Ralph Lauren announced Tuesday that it will close its flagship store on Fifth Avenue and 55th Street, citing falling revenue and rising rents. As reported by the New York Times, the company, which opened this location in 2014, plans to reorganize by investing more in their online stores. Keeping afloat a business on New York City’s most expensive shopping strip is not a problem unique to Ralph Lauren; Kenneth Cole, Juicy Couture, and H&M have also recently closed their doors. Soaring rents, plus a drop in tourism, has lead to an increase in vacant space along Fifth Avenue.
While rents continue to skyrocket for a square foot of retail space on Fifth Avenue, with an average asking price almost $2,900 per square foot, these companies also have to deal with e-commerce and fewer tourists to spend money in their brick-and-mortar stores. According to the Times, “From 49th to 60th Streets, the availability rate of leases — one gauge of turnover — reached 15.9 percent at the end of last year, up from 6.1 percent five years earlier.” Plus, as 6sqft previously learned, New York City officials expected a drop in tourism from foreigners after President Trump first announced his travel ban, a decline for the first time in seven years. This could play a significant role in the city’s overall economy, as foreign tourists tend to spend more than domestic travelers.
Shares of Ralph Lauren fell nearly 4.5 percent, closing at $77.74 on Tuesday, the biggest same-day drop in two months. In the most recent quarter, Ralph Lauren’s total revenue fell more than 12 percent to $1.7 billion and the company has cut 1,000 jobs and also plans on closing 50 stores by the end of this fiscal year.
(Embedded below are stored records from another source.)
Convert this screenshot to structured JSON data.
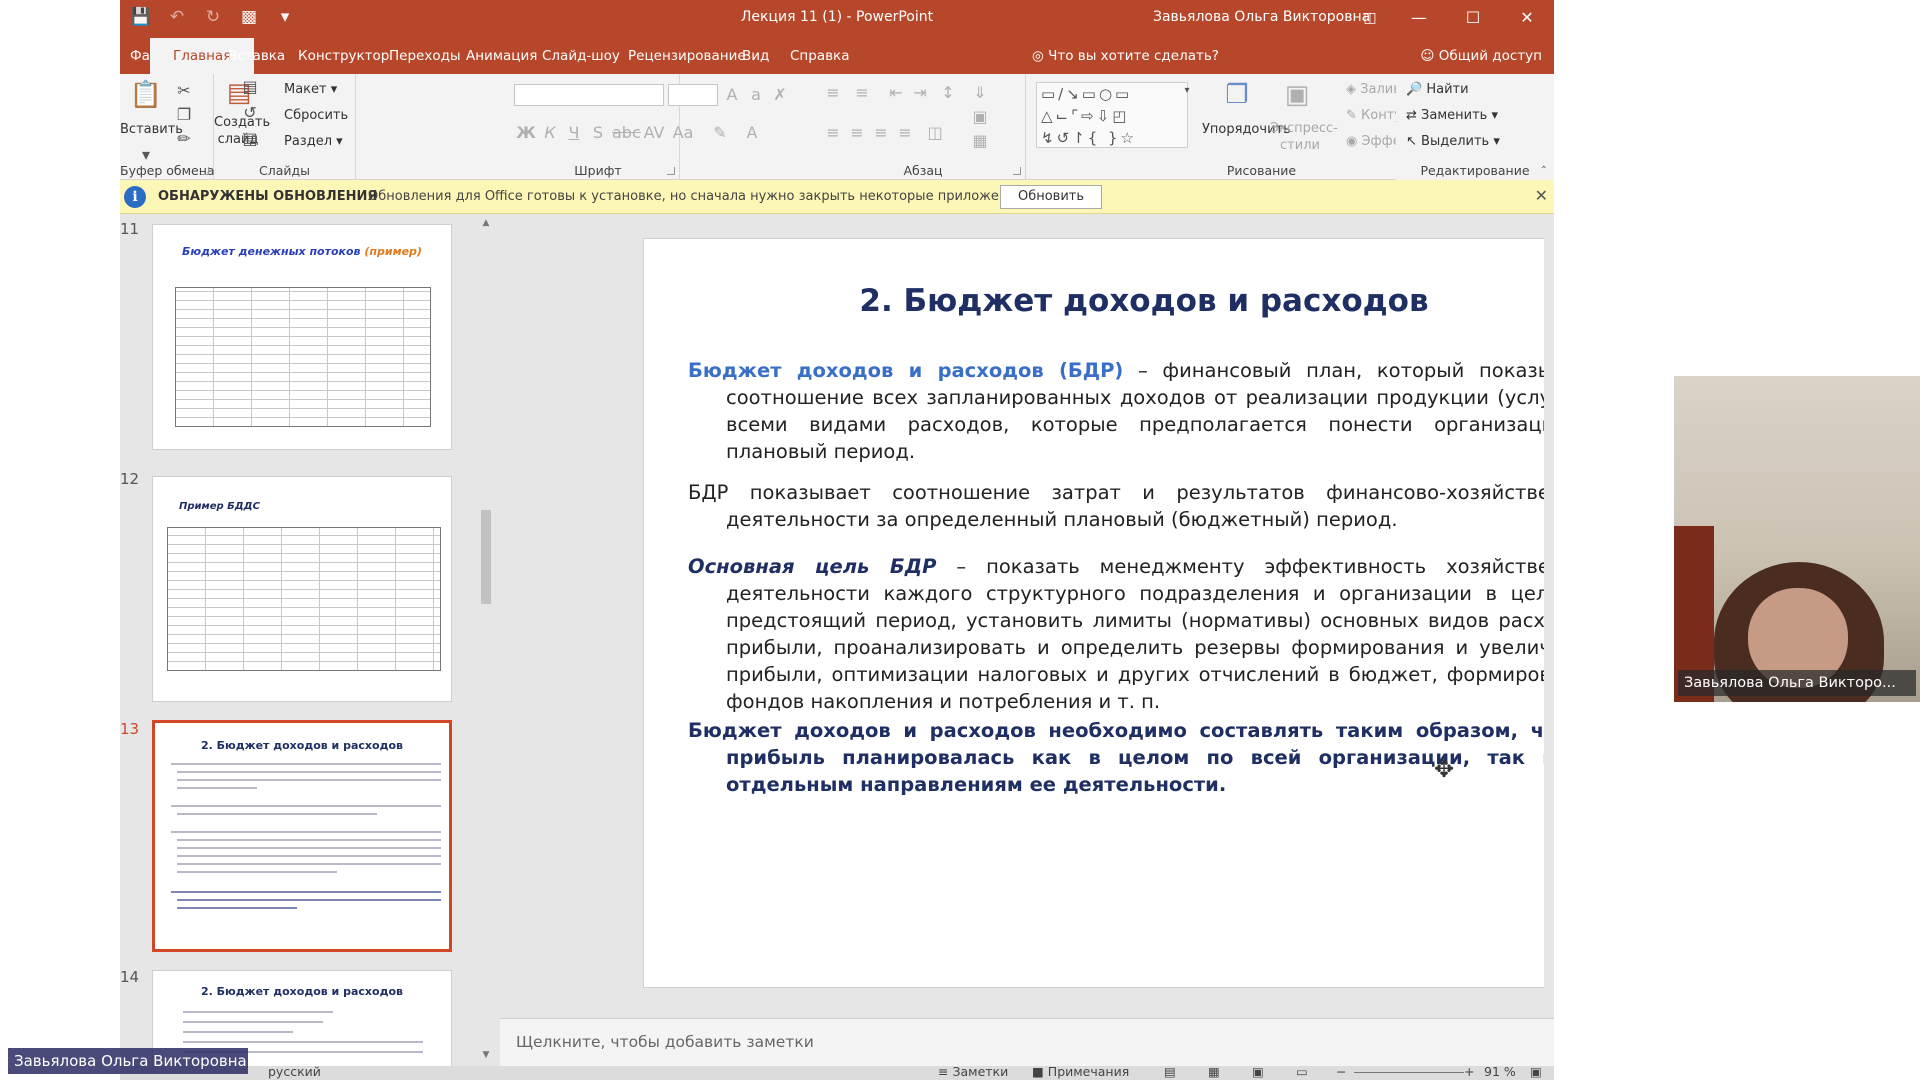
{
  "window": {
    "doc_title": "Лекция 11 (1) - PowerPoint",
    "user": "Завьялова Ольга Викторовна"
  },
  "tabs": [
    "Файл",
    "Главная",
    "Вставка",
    "Конструктор",
    "Переходы",
    "Анимация",
    "Слайд-шоу",
    "Рецензирование",
    "Вид",
    "Справка"
  ],
  "tell_me": "Что вы хотите сделать?",
  "share": "Общий доступ",
  "ribbon": {
    "clipboard": {
      "label": "Буфер обмена",
      "paste": "Вставить"
    },
    "slides": {
      "label": "Слайды",
      "new_slide": "Создать слайд",
      "layout": "Макет",
      "reset": "Сбросить",
      "section": "Раздел"
    },
    "font": {
      "label": "Шрифт"
    },
    "paragraph": {
      "label": "Абзац"
    },
    "drawing": {
      "label": "Рисование",
      "arrange": "Упорядочить",
      "quick_styles": "Экспресс-стили",
      "fill": "Заливка фигуры",
      "outline": "Контур фигуры",
      "effects": "Эффекты фигуры"
    },
    "editing": {
      "label": "Редактирование",
      "find": "Найти",
      "replace": "Заменить",
      "select": "Выделить"
    }
  },
  "message_bar": {
    "title": "ОБНАРУЖЕНЫ ОБНОВЛЕНИЯ",
    "text": "Обновления для Office готовы к установке, но сначала нужно закрыть некоторые приложения.",
    "button": "Обновить"
  },
  "thumbnails": [
    {
      "number": "11",
      "title": "Бюджет денежных потоков",
      "title_suffix": "(пример)"
    },
    {
      "number": "12",
      "title": "Пример БДДС"
    },
    {
      "number": "13",
      "title": "2. Бюджет доходов и расходов"
    },
    {
      "number": "14",
      "title": "2. Бюджет доходов и расходов"
    }
  ],
  "slide": {
    "title": "2. Бюджет доходов и расходов",
    "p1_term": "Бюджет доходов и расходов (БДР)",
    "p1_text": " – финансовый план, который показывает соотношение всех запланированных доходов от реализации продукции (услуг) со всеми видами расходов, которые предполагается понести организации в плановый период.",
    "p2_text": "БДР показывает соотношение затрат и результатов финансово-хозяйственной деятельности за определенный плановый (бюджетный) период.",
    "p3_term": "Основная цель БДР",
    "p3_text": " – показать менеджменту эффективность хозяйственной деятельности каждого структурного подразделения и организации в целом в предстоящий период, установить лимиты (нормативы) основных видов расходов, прибыли, проанализировать и определить резервы формирования и увеличения прибыли, оптимизации налоговых и других отчислений в бюджет, формирования фондов накопления и потребления и т. п.",
    "p4_text": "Бюджет доходов и расходов  необходимо составлять таким образом, чтобы прибыль планировалась как в целом по всей организации, так и по отдельным направлениям ее деятельности."
  },
  "notes_placeholder": "Щелкните, чтобы добавить заметки",
  "status": {
    "language": "русский",
    "notes": "Заметки",
    "comments": "Примечания",
    "zoom": "91 %"
  },
  "webcam_name": "Завьялова Ольга Викторо...",
  "presenter_label": "Завьялова Ольга Викторовна"
}
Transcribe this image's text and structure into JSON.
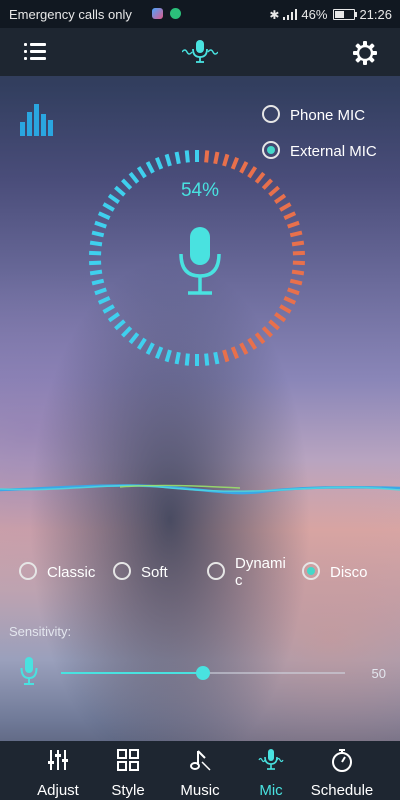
{
  "status_bar": {
    "carrier_text": "Emergency calls only",
    "battery_text": "46%",
    "time": "21:26",
    "battery_level": 0.46
  },
  "header": {
    "menu_icon": "list-menu-icon",
    "logo_icon": "mic-wave-logo-icon",
    "settings_icon": "gear-icon"
  },
  "mic_source": {
    "options": [
      {
        "label": "Phone MIC",
        "selected": false
      },
      {
        "label": "External MIC",
        "selected": true
      }
    ]
  },
  "level_meter": {
    "percent_text": "54%",
    "level": 0.54,
    "active_color": "#3fd0ee",
    "inactive_color": "#e8704c"
  },
  "modes": {
    "options": [
      {
        "label": "Classic",
        "selected": false
      },
      {
        "label": "Soft",
        "selected": false
      },
      {
        "label": "Dynamic",
        "selected": false
      },
      {
        "label": "Disco",
        "selected": true
      }
    ]
  },
  "sensitivity": {
    "label": "Sensitivity:",
    "value": 50,
    "value_text": "50",
    "max": 100
  },
  "nav": {
    "items": [
      {
        "label": "Adjust",
        "icon": "sliders-icon",
        "active": false
      },
      {
        "label": "Style",
        "icon": "grid-icon",
        "active": false
      },
      {
        "label": "Music",
        "icon": "music-note-icon",
        "active": false
      },
      {
        "label": "Mic",
        "icon": "mic-icon",
        "active": true
      },
      {
        "label": "Schedule",
        "icon": "stopwatch-icon",
        "active": false
      }
    ]
  },
  "colors": {
    "accent": "#49e2e0",
    "bar_background": "#1e2631"
  }
}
Closing the flagship store comes after an announcement in February that chief executive Stefan Larsson was leaving the company, due to “creative differences.” Larsson’s job included leading the company’s reinvention by focusing on more creative designs that would be produced faster. Ralph Lauren’s Polo store officially closes April 15, but its seven other stores in the city remain open.
[Via New York Times]